Where a line in the listing below contains the word "down", copy that line.

**Source records**:

______

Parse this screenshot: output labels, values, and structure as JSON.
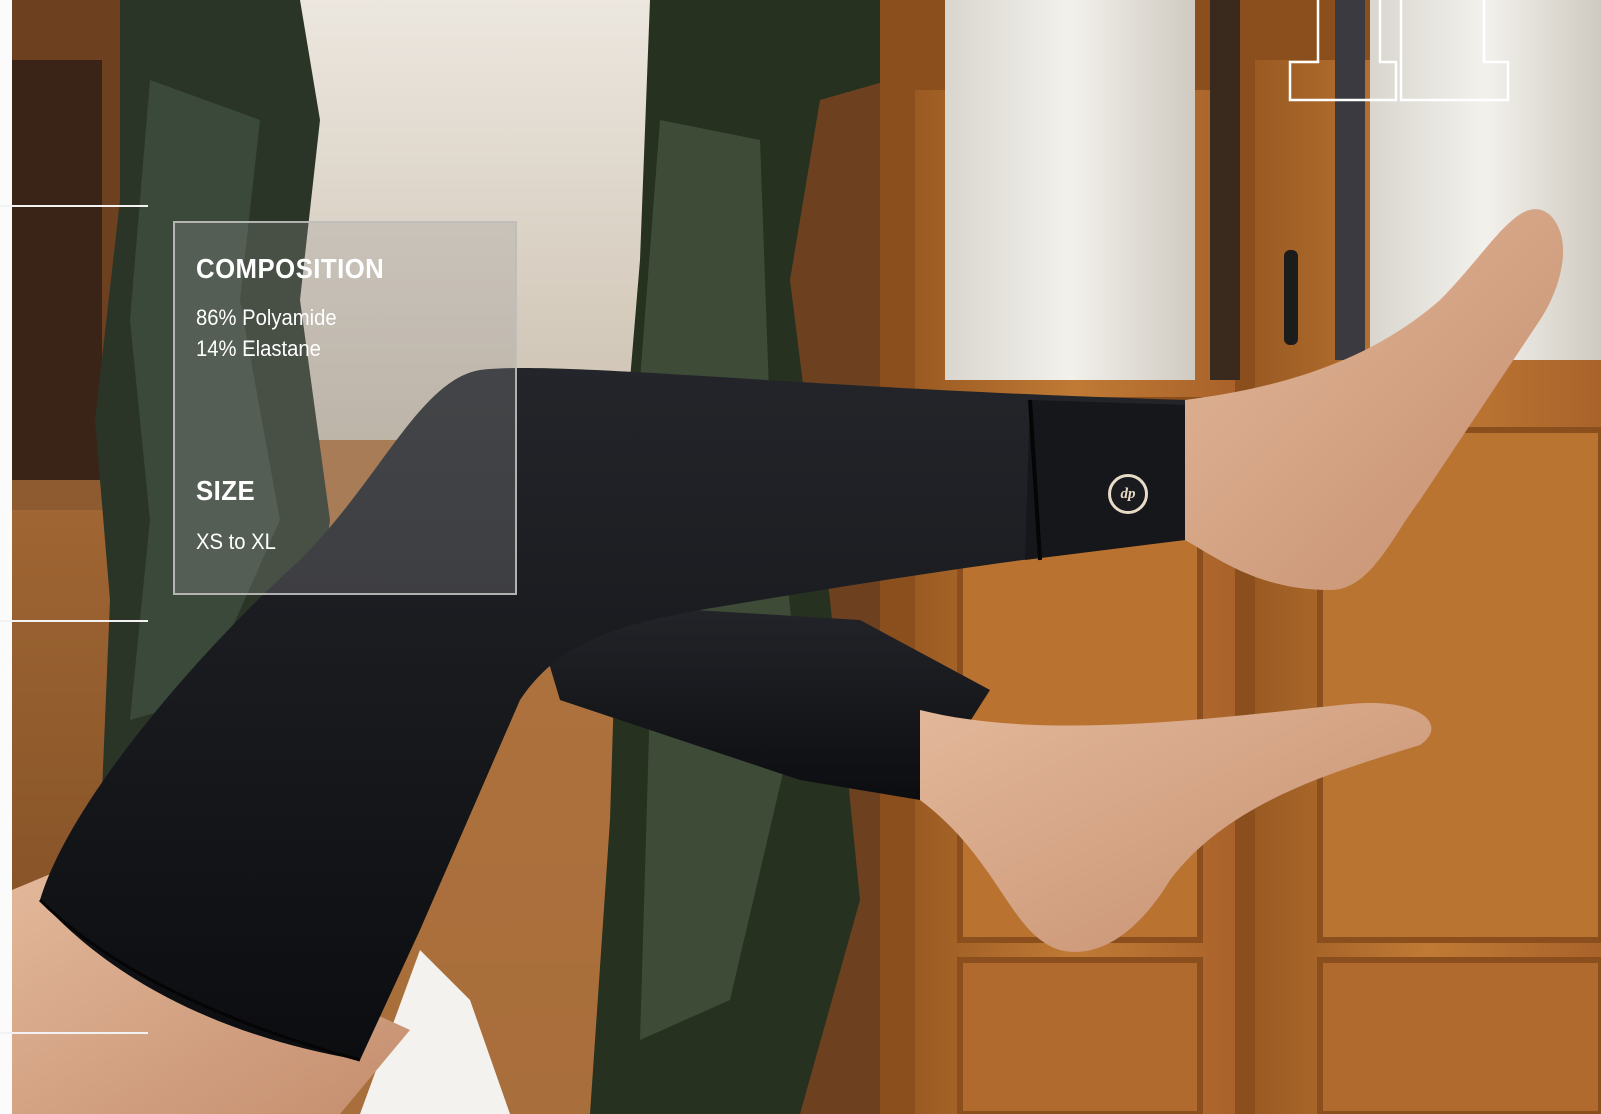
{
  "composition": {
    "heading": "COMPOSITION",
    "lines": [
      "86% Polyamide",
      "14% Elastane"
    ]
  },
  "size": {
    "heading": "SIZE",
    "value": "XS to XL"
  },
  "brand_badge": {
    "monogram": "dp"
  },
  "colors": {
    "legwear": "#121316",
    "wood": "#b06a2d",
    "curtain": "#2d3a2b",
    "panel_border": "#bebebe",
    "text": "#ffffff"
  }
}
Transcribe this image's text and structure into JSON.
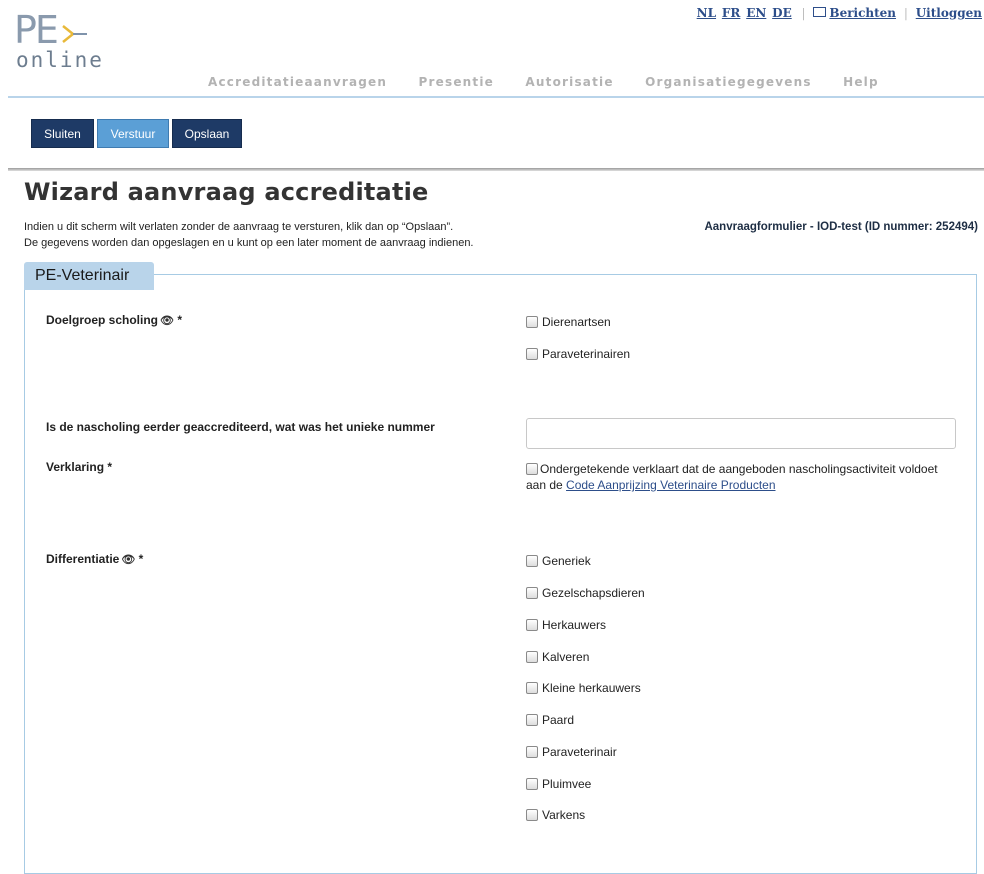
{
  "logo": {
    "line1": "PE",
    "line2": "online"
  },
  "top_links": {
    "languages": [
      "NL",
      "FR",
      "EN",
      "DE"
    ],
    "messages": "Berichten",
    "logout": "Uitloggen"
  },
  "nav": [
    "Accreditatieaanvragen",
    "Presentie",
    "Autorisatie",
    "Organisatiegegevens",
    "Help"
  ],
  "toolbar": {
    "close": "Sluiten",
    "submit": "Verstuur",
    "save": "Opslaan"
  },
  "page": {
    "title": "Wizard aanvraag accreditatie",
    "intro_line1": "Indien u dit scherm wilt verlaten zonder de aanvraag te versturen, klik dan op “Opslaan”.",
    "intro_line2": "De gegevens worden dan opgeslagen en u kunt op een later moment de aanvraag indienen.",
    "form_id": "Aanvraagformulier - IOD-test (ID nummer: 252494)"
  },
  "fieldset": {
    "legend": "PE-Veterinair",
    "doelgroep": {
      "label": "Doelgroep scholing",
      "required": "*",
      "options": [
        "Dierenartsen",
        "Paraveterinairen"
      ]
    },
    "nummer": {
      "label": "Is de nascholing eerder geaccrediteerd, wat was het unieke nummer",
      "value": ""
    },
    "verklaring": {
      "label": "Verklaring *",
      "text": "Ondergetekende verklaart dat de aangeboden nascholingsactiviteit voldoet aan de ",
      "link": "Code Aanprijzing Veterinaire Producten"
    },
    "differentiatie": {
      "label": "Differentiatie",
      "required": "*",
      "options": [
        "Generiek",
        "Gezelschapsdieren",
        "Herkauwers",
        "Kalveren",
        "Kleine herkauwers",
        "Paard",
        "Paraveterinair",
        "Pluimvee",
        "Varkens"
      ]
    }
  },
  "colors": {
    "nav_blue": "#1e3a66",
    "accent_blue": "#5b9fd6",
    "legend_bg": "#b9d4ea"
  }
}
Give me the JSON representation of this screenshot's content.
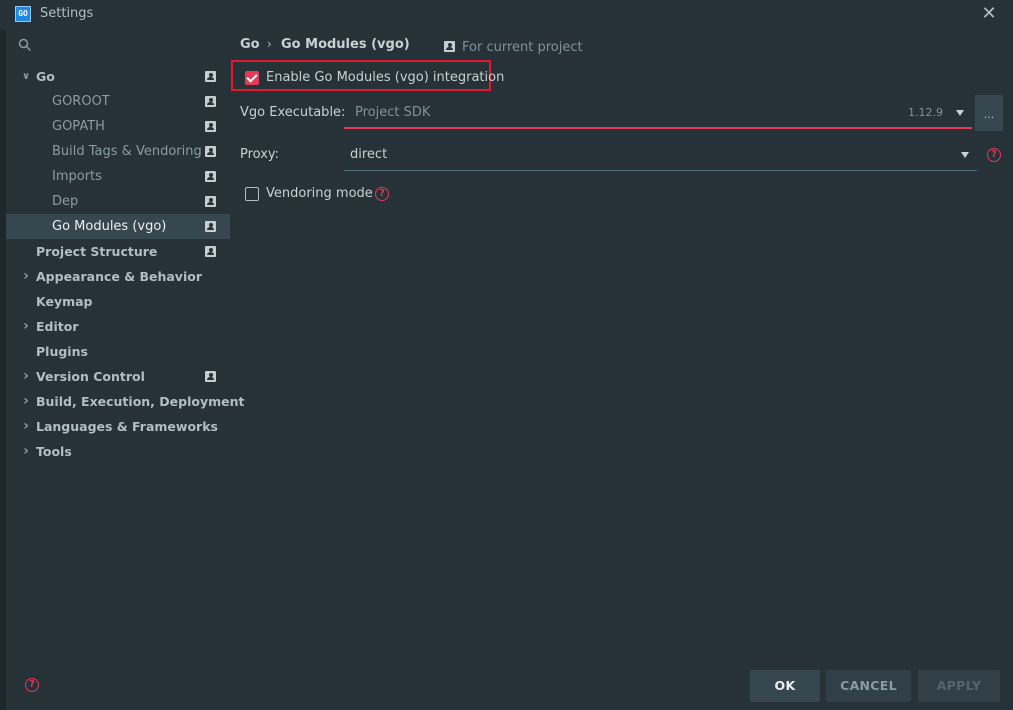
{
  "window": {
    "title": "Settings",
    "app_icon_text": "GO",
    "close_glyph": "✕"
  },
  "search": {
    "icon": "search-icon",
    "placeholder": ""
  },
  "sidebar": {
    "items": [
      {
        "label": "Go",
        "level": 0,
        "expandable": true,
        "expanded": true,
        "bold": true,
        "project_icon": true
      },
      {
        "label": "GOROOT",
        "level": 1,
        "project_icon": true
      },
      {
        "label": "GOPATH",
        "level": 1,
        "project_icon": true
      },
      {
        "label": "Build Tags & Vendoring",
        "level": 1,
        "project_icon": true
      },
      {
        "label": "Imports",
        "level": 1,
        "project_icon": true
      },
      {
        "label": "Dep",
        "level": 1,
        "project_icon": true
      },
      {
        "label": "Go Modules (vgo)",
        "level": 1,
        "project_icon": true,
        "selected": true
      },
      {
        "label": "Project Structure",
        "level": 0,
        "bold": true,
        "project_icon": true
      },
      {
        "label": "Appearance & Behavior",
        "level": 0,
        "expandable": true,
        "bold": true
      },
      {
        "label": "Keymap",
        "level": 0,
        "bold": true
      },
      {
        "label": "Editor",
        "level": 0,
        "expandable": true,
        "bold": true
      },
      {
        "label": "Plugins",
        "level": 0,
        "bold": true
      },
      {
        "label": "Version Control",
        "level": 0,
        "expandable": true,
        "bold": true,
        "project_icon": true
      },
      {
        "label": "Build, Execution, Deployment",
        "level": 0,
        "expandable": true,
        "bold": true
      },
      {
        "label": "Languages & Frameworks",
        "level": 0,
        "expandable": true,
        "bold": true
      },
      {
        "label": "Tools",
        "level": 0,
        "expandable": true,
        "bold": true
      }
    ]
  },
  "breadcrumb": {
    "parent": "Go",
    "separator": "›",
    "current": "Go Modules (vgo)",
    "scope_label": "For current project"
  },
  "settings": {
    "enable_label": "Enable Go Modules (vgo) integration",
    "enable_checked": true,
    "vgo_label": "Vgo Executable:",
    "vgo_value": "Project SDK",
    "vgo_version": "1.12.9",
    "browse_label": "...",
    "proxy_label": "Proxy:",
    "proxy_value": "direct",
    "vendoring_label": "Vendoring mode",
    "vendoring_checked": false,
    "help_glyph": "?"
  },
  "footer": {
    "ok": "OK",
    "cancel": "CANCEL",
    "apply": "APPLY"
  },
  "colors": {
    "background": "#263238",
    "accent": "#e53958",
    "highlight_border": "#e0192f",
    "selected_row": "#37474f"
  }
}
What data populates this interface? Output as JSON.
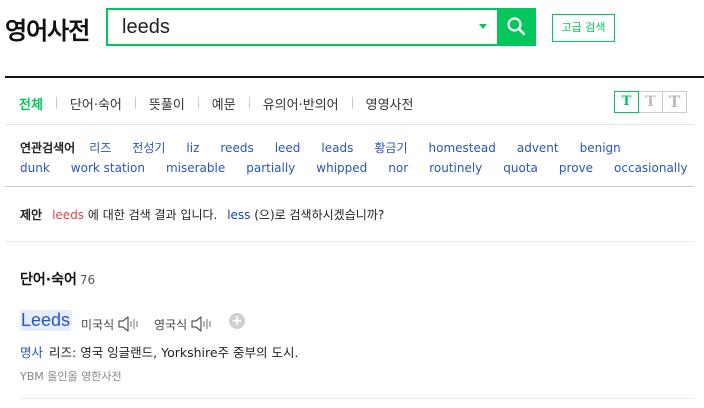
{
  "header": {
    "logo": "영어사전",
    "search_value": "leeds",
    "advanced_search": "고급 검색"
  },
  "tabs": {
    "items": [
      "전체",
      "단어·숙어",
      "뜻풀이",
      "예문",
      "유의어·반의어",
      "영영사전"
    ],
    "active_index": 0
  },
  "font_size_toggle": [
    "T",
    "T",
    "T"
  ],
  "related": {
    "label": "연관검색어",
    "row1": [
      "리즈",
      "전성기",
      "liz",
      "reeds",
      "leed",
      "leads",
      "황금기",
      "homestead",
      "advent",
      "benign"
    ],
    "row2": [
      "dunk",
      "work station",
      "miserable",
      "partially",
      "whipped",
      "nor",
      "routinely",
      "quota",
      "prove",
      "occasionally"
    ]
  },
  "suggestion": {
    "label": "제안",
    "wrong": "leeds",
    "middle": " 에 대한 검색 결과 입니다.",
    "right": "less",
    "tail": " (으)로 검색하시겠습니까?"
  },
  "section": {
    "title": "단어·숙어",
    "count": "76"
  },
  "entry": {
    "word": "Leeds",
    "us_label": "미국식",
    "uk_label": "영국식",
    "plus": "+",
    "pos": "명사",
    "meaning": "리즈: 영국 잉글랜드, Yorkshire주 중부의 도시.",
    "source": "YBM 올인올 영한사전"
  },
  "colors": {
    "accent": "#03c75a",
    "link": "#2b56b5",
    "warning": "#e8414a"
  }
}
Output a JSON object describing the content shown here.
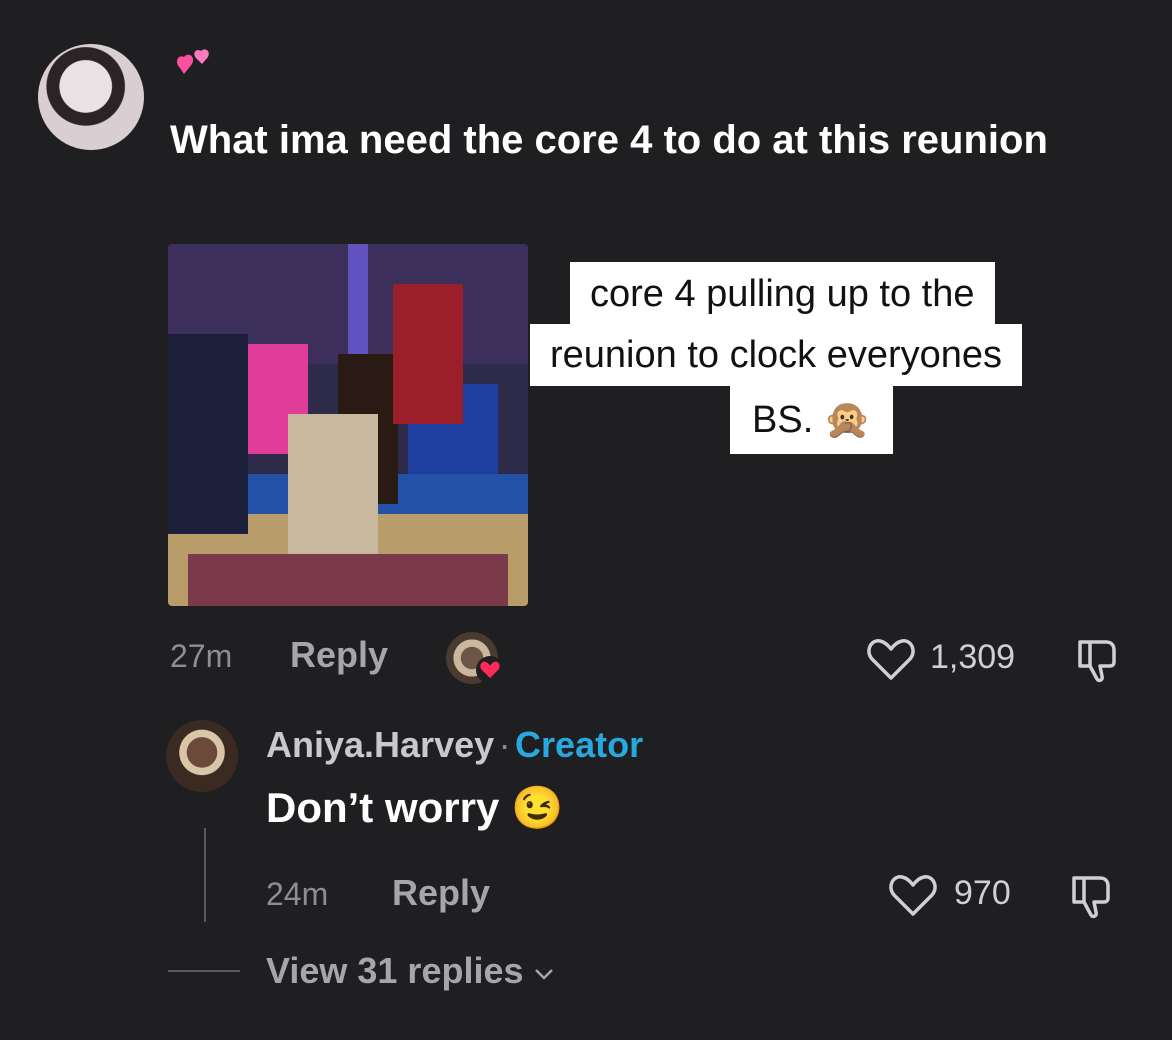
{
  "comment": {
    "emoji": "💕",
    "text": "What ima need the core 4 to do at this reunion",
    "time": "27m",
    "reply_label": "Reply",
    "likes": "1,309",
    "image_caption": {
      "line1": "core 4 pulling up to the",
      "line2": "reunion to clock everyones",
      "line3": "BS. 🙊"
    }
  },
  "reply": {
    "username": "Aniya.Harvey",
    "separator": "·",
    "badge": "Creator",
    "text": "Don’t worry 😉",
    "time": "24m",
    "reply_label": "Reply",
    "likes": "970"
  },
  "view_replies": "View 31 replies",
  "colors": {
    "background": "#1f1f21",
    "creator_badge": "#27a9e0",
    "like_heart": "#ff2a55"
  },
  "icons": [
    "hearts-emoji",
    "heart-outline-icon",
    "dislike-icon",
    "chevron-down-icon",
    "heart-badge-icon"
  ]
}
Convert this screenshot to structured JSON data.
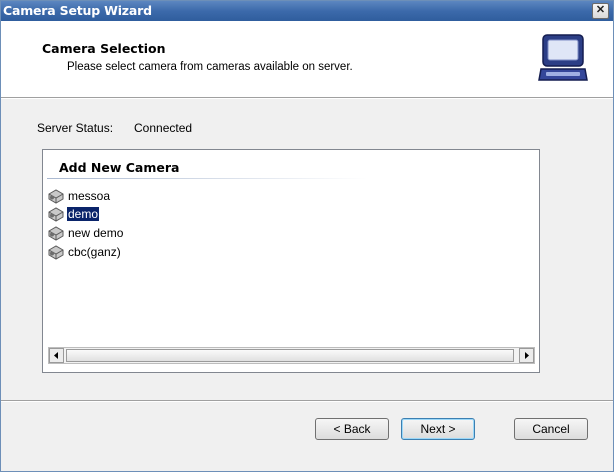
{
  "window": {
    "title": "Camera Setup Wizard",
    "close_glyph": "✕"
  },
  "header": {
    "title": "Camera Selection",
    "subtitle": "Please select camera from cameras available on server.",
    "icon": "laptop-icon"
  },
  "status": {
    "label": "Server Status:",
    "value": "Connected"
  },
  "camera_list": {
    "header": "Add New Camera",
    "items": [
      {
        "label": "messoa",
        "icon": "camera-icon",
        "selected": false
      },
      {
        "label": "demo",
        "icon": "camera-icon",
        "selected": true
      },
      {
        "label": "new demo",
        "icon": "camera-icon",
        "selected": false
      },
      {
        "label": "cbc(ganz)",
        "icon": "camera-icon",
        "selected": false
      }
    ]
  },
  "buttons": {
    "back": "< Back",
    "next": "Next >",
    "cancel": "Cancel"
  },
  "colors": {
    "selection": "#0a246a",
    "titlebar": "#3c6aab"
  }
}
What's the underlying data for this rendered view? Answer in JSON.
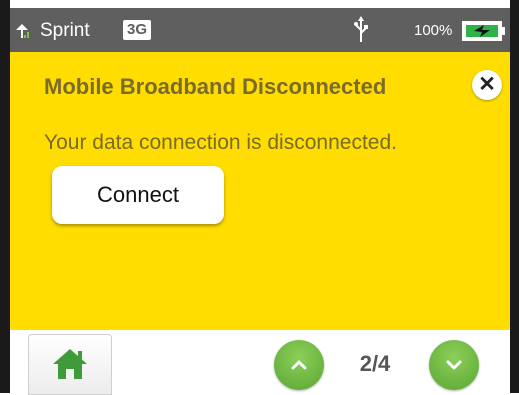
{
  "status_bar": {
    "carrier": "Sprint",
    "network": "3G",
    "battery_percent": "100%",
    "icons": [
      "signal-icon",
      "usb-icon",
      "battery-charging-icon"
    ]
  },
  "panel": {
    "title": "Mobile Broadband Disconnected",
    "close_glyph": "✕",
    "message": "Your data connection is disconnected.",
    "connect_label": "Connect",
    "background_color": "#ffdd00"
  },
  "bottom_bar": {
    "home_icon": "home-icon",
    "page_indicator": "2/4",
    "up_icon": "chevron-up-icon",
    "down_icon": "chevron-down-icon",
    "accent_color": "#6cb83a"
  }
}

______

**Expected answer**:
    "chevron-down-icon",
    "down_icon": "chevron-down-icon",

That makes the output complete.